Good distinctions are part of the essence of sound theology. Over the last while, I have been preaching a series of sermons on the doctrine of the covenant of grace. This has been helpful for me in giving sharper definition to my understanding of what the Bible teaches about this crucial subject. From my study so far, I have developed seven essential distinctions pertaining to this doctrine. In my preaching, I have worked with these distinctions, but I have not always explicitly mentioned each one of them. Nevertheless, they have been there in some shape or form. I share them here in a short form with some technical/theological terminology and without any further comment or defense. I may offer further elaboration in a future post.
- We distinguish between the administration of the covenant of grace in this era and administrations of the covenant of grace in previous eras.
- We distinguish between parties in the gracious covenant relationship: on the one side, God; on the other all believers with all their children. Jesus Christ mediates between these two parties.
- We distinguish between greater and lesser parties in the covenant of grace.
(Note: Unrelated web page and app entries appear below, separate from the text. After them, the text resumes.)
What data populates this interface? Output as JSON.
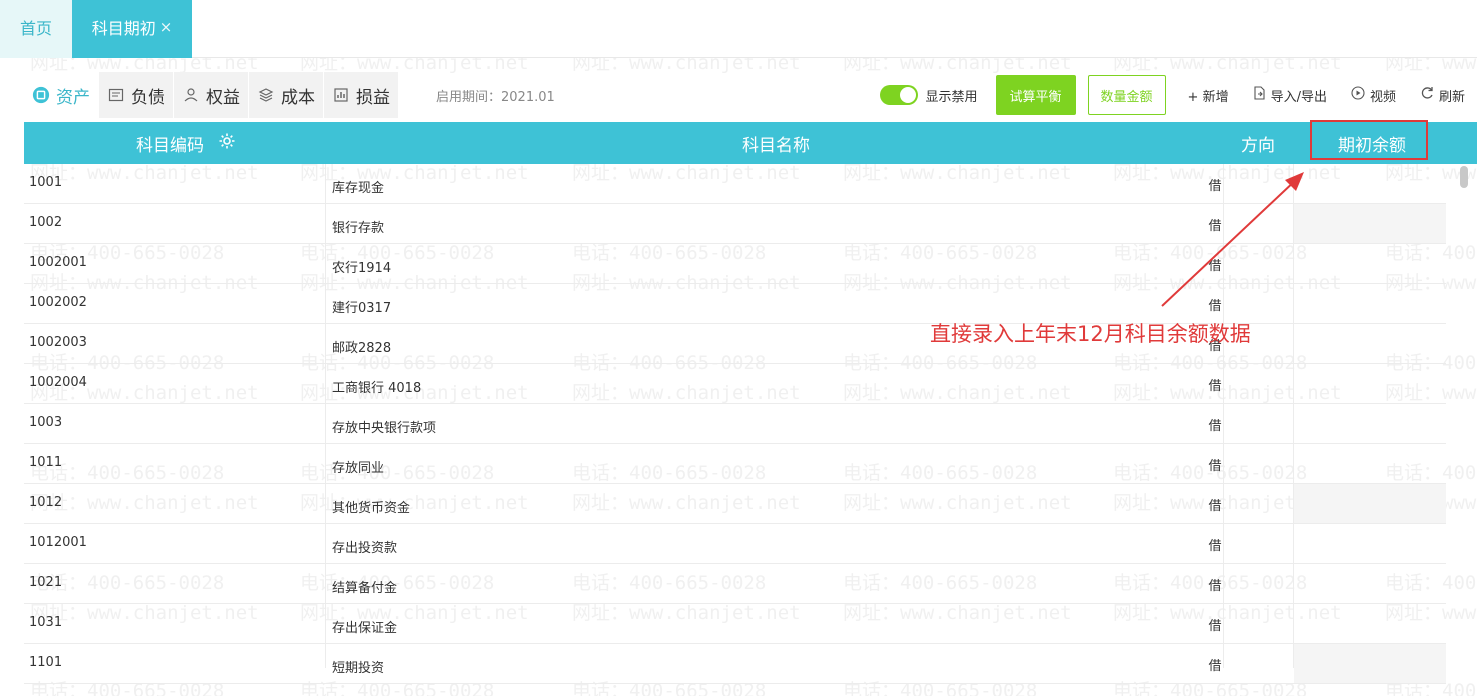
{
  "tabs": {
    "home": "首页",
    "active": "科目期初",
    "close": "×"
  },
  "categories": [
    {
      "label": "资产",
      "icon": "asset-icon",
      "active": true
    },
    {
      "label": "负债",
      "icon": "liability-icon",
      "active": false
    },
    {
      "label": "权益",
      "icon": "equity-icon",
      "active": false
    },
    {
      "label": "成本",
      "icon": "cost-icon",
      "active": false
    },
    {
      "label": "损益",
      "icon": "profit-loss-icon",
      "active": false
    }
  ],
  "period_label": "启用期间：2021.01",
  "toolbar": {
    "toggle_label": "显示禁用",
    "trial_balance": "试算平衡",
    "qty_amount": "数量金额",
    "add": "+ 新增",
    "import_export": "导入/导出",
    "video": "视频",
    "refresh": "刷新"
  },
  "table": {
    "headers": {
      "code": "科目编码",
      "name": "科目名称",
      "direction": "方向",
      "opening_balance": "期初余额"
    },
    "rows": [
      {
        "code": "1001",
        "name": "库存现金",
        "direction": "借"
      },
      {
        "code": "1002",
        "name": "银行存款",
        "direction": "借"
      },
      {
        "code": "1002001",
        "name": "农行1914",
        "direction": "借"
      },
      {
        "code": "1002002",
        "name": "建行0317",
        "direction": "借"
      },
      {
        "code": "1002003",
        "name": "邮政2828",
        "direction": "借"
      },
      {
        "code": "1002004",
        "name": "工商银行 4018",
        "direction": "借"
      },
      {
        "code": "1003",
        "name": "存放中央银行款项",
        "direction": "借"
      },
      {
        "code": "1011",
        "name": "存放同业",
        "direction": "借"
      },
      {
        "code": "1012",
        "name": "其他货币资金",
        "direction": "借"
      },
      {
        "code": "1012001",
        "name": "存出投资款",
        "direction": "借"
      },
      {
        "code": "1021",
        "name": "结算备付金",
        "direction": "借"
      },
      {
        "code": "1031",
        "name": "存出保证金",
        "direction": "借"
      },
      {
        "code": "1101",
        "name": "短期投资",
        "direction": "借"
      }
    ]
  },
  "annotation": "直接录入上年末12月科目余额数据",
  "watermark": {
    "phone": "电话：400-665-0028",
    "site": "网址：www.chanjet.net"
  },
  "colors": {
    "accent": "#3ec2d6",
    "green": "#7ed321",
    "annotation": "#e03a3a"
  }
}
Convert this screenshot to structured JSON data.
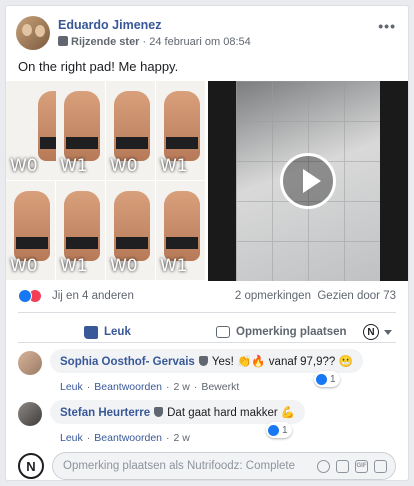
{
  "post": {
    "author": "Eduardo Jimenez",
    "fan_label": "Rijzende ster",
    "meta_separator": " · ",
    "timestamp": "24 februari om 08:54",
    "more": "•••",
    "text": "On the right pad! Me happy."
  },
  "media": {
    "tiles": [
      {
        "label": "W0"
      },
      {
        "label": "W1"
      },
      {
        "label": "W0"
      },
      {
        "label": "W1"
      },
      {
        "label": "W0"
      },
      {
        "label": "W1"
      },
      {
        "label": "W0"
      },
      {
        "label": "W1"
      }
    ]
  },
  "stats": {
    "reactors": "Jij en 4 anderen",
    "comments": "2 opmerkingen",
    "views": "Gezien door 73"
  },
  "actions": {
    "like": "Leuk",
    "comment": "Opmerking plaatsen",
    "page_logo": "N"
  },
  "comments": [
    {
      "name": "Sophia Oosthof- Gervais",
      "text": "Yes! 👏🔥 vanaf 97,9?? 😬",
      "reaction_count": "1",
      "links": [
        "Leuk",
        "Beantwoorden"
      ],
      "time": "2 w",
      "extra": "Bewerkt"
    },
    {
      "name": "Stefan Heurterre",
      "text": "Dat gaat hard makker 💪",
      "reaction_count": "1",
      "links": [
        "Leuk",
        "Beantwoorden"
      ],
      "time": "2 w"
    }
  ],
  "composer": {
    "avatar_letter": "N",
    "placeholder": "Opmerking plaatsen als Nutrifoodz: Complete",
    "icons": [
      "emoji-icon",
      "camera-icon",
      "gif-icon",
      "sticker-icon"
    ]
  },
  "colors": {
    "link": "#385898",
    "like_blue": "#1877f2",
    "heart_red": "#f33e58"
  }
}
God is the infinitely greater; his people the lesser. Therefore, God alone initiates this gracious relationship and determines its terms.
- We distinguish between promises and obligations in the covenant of grace. God gives promises and imposes obligations (or conditions) in this relationship.
- We distinguish between God extending the gospel promises and man receiving what is promised. God extends his gospel promises to all in the covenant of grace, but not all receive what is promised.
- We distinguish between antecedent and consequent conditions in the covenant of grace. The antecedent condition is a true faith which unites one to Christ and all his saving benefits. The consequent condition is the fruit of faith and union with Christ in a growing, holy obedience to God’s law.
- We distinguish between two ways of relating to God within the covenant relationship: a strictly legal relation characterized by unbelief, which leads only to curse and death; a vital relation characterized by true faith, which leads to blessing and life.